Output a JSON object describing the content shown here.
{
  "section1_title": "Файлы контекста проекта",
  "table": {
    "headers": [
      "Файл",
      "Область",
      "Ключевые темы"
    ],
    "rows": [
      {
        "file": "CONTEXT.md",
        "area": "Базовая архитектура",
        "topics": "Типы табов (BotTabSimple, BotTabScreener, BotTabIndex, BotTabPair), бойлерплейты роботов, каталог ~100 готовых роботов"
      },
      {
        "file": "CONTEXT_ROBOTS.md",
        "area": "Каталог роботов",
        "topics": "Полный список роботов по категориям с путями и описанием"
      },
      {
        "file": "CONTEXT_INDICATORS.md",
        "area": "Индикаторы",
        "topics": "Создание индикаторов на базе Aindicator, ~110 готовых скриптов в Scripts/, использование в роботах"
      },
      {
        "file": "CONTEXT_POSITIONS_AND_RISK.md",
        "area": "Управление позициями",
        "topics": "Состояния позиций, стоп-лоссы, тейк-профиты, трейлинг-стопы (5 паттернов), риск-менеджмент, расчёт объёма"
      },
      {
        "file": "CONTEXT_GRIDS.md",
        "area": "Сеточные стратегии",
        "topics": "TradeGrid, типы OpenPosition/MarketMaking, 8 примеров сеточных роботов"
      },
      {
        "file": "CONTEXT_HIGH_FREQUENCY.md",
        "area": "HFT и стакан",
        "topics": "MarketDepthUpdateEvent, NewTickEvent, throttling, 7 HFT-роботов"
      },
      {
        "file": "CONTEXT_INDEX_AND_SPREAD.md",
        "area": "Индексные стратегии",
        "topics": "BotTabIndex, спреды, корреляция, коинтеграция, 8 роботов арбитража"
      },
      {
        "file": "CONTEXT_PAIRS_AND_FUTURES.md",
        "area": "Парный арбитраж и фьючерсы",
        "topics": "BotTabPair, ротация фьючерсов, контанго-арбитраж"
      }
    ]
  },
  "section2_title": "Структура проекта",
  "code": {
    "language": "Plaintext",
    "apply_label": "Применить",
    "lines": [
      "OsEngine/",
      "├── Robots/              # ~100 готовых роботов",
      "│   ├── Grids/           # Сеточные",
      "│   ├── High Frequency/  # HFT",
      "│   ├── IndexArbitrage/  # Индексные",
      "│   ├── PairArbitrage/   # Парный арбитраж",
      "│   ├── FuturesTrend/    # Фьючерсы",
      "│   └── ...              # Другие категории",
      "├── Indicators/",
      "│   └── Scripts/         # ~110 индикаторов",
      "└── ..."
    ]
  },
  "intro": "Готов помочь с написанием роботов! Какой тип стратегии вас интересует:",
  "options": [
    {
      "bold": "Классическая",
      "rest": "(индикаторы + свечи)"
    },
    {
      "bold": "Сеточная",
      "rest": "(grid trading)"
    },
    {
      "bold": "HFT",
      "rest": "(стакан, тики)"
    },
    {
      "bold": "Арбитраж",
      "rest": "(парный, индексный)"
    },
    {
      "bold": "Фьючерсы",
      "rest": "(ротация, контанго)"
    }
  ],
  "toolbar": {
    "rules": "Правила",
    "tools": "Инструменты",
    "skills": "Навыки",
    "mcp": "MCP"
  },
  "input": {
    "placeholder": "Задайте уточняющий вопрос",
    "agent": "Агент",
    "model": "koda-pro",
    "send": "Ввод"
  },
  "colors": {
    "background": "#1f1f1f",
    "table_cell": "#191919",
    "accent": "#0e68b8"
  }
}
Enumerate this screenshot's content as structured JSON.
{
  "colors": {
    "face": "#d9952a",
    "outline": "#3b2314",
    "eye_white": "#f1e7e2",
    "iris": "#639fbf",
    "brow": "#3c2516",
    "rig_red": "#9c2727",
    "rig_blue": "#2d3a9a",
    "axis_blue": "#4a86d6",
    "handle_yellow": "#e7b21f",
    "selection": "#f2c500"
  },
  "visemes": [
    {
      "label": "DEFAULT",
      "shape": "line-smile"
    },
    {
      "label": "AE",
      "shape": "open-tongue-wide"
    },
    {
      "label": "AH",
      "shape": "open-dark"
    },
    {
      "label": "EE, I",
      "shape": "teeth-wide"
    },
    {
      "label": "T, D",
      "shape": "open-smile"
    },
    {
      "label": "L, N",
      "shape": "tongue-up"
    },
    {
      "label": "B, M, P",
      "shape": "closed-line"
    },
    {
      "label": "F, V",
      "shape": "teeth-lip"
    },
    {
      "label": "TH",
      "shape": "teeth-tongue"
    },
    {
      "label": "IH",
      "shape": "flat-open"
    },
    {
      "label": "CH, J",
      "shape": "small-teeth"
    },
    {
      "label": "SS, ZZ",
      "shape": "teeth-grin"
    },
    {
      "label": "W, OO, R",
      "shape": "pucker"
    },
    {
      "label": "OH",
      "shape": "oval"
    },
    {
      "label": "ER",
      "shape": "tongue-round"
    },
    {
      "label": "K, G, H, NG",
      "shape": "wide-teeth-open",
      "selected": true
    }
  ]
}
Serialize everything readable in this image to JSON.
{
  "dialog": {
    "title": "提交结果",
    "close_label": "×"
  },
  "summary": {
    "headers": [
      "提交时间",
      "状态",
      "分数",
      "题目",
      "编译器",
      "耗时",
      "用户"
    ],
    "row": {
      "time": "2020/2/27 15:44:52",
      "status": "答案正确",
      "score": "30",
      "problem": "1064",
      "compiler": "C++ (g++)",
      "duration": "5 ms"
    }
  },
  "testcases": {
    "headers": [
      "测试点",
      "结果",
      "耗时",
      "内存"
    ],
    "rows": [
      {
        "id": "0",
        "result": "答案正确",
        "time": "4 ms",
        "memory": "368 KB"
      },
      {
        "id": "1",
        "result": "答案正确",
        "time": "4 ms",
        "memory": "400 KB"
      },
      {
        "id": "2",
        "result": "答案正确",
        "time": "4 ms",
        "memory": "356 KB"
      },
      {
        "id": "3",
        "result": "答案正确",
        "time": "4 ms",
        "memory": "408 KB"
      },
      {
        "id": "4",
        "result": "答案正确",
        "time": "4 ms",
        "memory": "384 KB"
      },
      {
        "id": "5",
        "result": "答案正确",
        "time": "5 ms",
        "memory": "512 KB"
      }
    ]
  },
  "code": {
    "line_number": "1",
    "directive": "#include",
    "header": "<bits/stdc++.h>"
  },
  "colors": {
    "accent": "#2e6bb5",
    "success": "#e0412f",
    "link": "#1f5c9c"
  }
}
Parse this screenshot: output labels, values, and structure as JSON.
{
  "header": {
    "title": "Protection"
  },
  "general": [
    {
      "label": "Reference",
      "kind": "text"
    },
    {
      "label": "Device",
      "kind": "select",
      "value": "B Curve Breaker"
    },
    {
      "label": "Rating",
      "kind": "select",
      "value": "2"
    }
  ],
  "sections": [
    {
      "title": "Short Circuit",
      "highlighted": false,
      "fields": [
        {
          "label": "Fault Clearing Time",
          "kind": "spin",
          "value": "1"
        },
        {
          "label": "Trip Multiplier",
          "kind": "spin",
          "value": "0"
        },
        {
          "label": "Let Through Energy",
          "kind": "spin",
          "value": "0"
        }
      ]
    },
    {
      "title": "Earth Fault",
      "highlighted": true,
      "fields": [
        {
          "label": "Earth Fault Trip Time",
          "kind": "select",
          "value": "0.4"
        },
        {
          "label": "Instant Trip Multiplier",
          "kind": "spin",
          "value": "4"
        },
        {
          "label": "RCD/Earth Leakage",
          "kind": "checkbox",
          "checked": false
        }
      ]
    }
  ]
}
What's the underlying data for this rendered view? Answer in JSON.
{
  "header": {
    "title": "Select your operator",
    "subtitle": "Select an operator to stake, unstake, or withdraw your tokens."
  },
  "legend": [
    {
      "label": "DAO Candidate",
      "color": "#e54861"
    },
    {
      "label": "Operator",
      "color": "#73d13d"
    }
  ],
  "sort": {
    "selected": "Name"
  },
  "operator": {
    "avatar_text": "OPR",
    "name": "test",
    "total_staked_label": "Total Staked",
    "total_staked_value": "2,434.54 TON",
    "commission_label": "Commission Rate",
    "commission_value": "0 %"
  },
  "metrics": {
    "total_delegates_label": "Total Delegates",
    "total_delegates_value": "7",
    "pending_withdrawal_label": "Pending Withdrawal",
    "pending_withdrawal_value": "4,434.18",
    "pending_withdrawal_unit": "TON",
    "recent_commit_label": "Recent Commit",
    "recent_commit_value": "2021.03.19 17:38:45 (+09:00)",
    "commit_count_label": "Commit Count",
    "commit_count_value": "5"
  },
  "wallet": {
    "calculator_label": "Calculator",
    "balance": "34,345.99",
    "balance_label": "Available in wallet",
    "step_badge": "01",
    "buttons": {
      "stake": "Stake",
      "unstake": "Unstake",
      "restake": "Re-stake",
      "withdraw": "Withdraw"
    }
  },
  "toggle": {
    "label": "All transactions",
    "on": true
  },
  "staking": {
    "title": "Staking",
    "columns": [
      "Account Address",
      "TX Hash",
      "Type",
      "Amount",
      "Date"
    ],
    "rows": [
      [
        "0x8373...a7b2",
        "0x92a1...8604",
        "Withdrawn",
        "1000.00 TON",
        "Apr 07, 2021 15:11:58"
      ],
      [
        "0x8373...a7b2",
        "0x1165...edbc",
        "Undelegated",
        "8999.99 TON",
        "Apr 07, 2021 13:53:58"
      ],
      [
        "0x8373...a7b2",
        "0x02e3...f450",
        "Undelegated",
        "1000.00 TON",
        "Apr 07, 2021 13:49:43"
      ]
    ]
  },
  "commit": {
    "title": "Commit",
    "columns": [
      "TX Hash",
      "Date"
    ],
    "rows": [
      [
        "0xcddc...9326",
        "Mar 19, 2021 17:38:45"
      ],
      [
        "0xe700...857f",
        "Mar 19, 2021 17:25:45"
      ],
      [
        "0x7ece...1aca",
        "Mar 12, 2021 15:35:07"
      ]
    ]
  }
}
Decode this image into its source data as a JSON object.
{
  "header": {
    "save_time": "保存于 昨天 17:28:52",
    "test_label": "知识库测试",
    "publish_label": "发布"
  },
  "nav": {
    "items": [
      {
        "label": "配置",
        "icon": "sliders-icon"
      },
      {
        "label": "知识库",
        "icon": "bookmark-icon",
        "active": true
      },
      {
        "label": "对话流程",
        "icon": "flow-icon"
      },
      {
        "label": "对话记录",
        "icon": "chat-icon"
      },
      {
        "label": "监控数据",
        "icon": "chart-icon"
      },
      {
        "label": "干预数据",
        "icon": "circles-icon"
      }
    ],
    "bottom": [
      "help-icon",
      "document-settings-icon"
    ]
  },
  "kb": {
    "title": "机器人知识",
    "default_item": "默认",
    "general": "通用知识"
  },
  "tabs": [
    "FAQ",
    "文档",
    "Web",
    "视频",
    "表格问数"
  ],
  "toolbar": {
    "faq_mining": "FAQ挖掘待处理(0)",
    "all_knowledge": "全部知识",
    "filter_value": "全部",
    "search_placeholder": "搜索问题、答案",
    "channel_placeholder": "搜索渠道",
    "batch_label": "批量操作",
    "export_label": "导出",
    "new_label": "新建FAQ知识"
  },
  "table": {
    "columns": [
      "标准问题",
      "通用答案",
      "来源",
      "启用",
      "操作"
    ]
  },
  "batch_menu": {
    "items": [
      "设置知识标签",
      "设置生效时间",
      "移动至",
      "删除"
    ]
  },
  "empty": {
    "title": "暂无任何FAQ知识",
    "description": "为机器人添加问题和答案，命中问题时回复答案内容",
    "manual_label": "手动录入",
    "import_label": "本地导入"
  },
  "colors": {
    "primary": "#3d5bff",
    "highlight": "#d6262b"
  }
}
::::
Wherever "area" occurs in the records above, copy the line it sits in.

> **Answer box**:
        "area": "Базовая архитектура",
        "area": "Каталог роботов",
        "area": "Индикаторы",
        "area": "Управление позициями",
        "area": "Сеточные стратегии",
        "area": "HFT и стакан",
        "area": "Индексные стратегии",
        "area": "Парный арбитраж и фьючерсы",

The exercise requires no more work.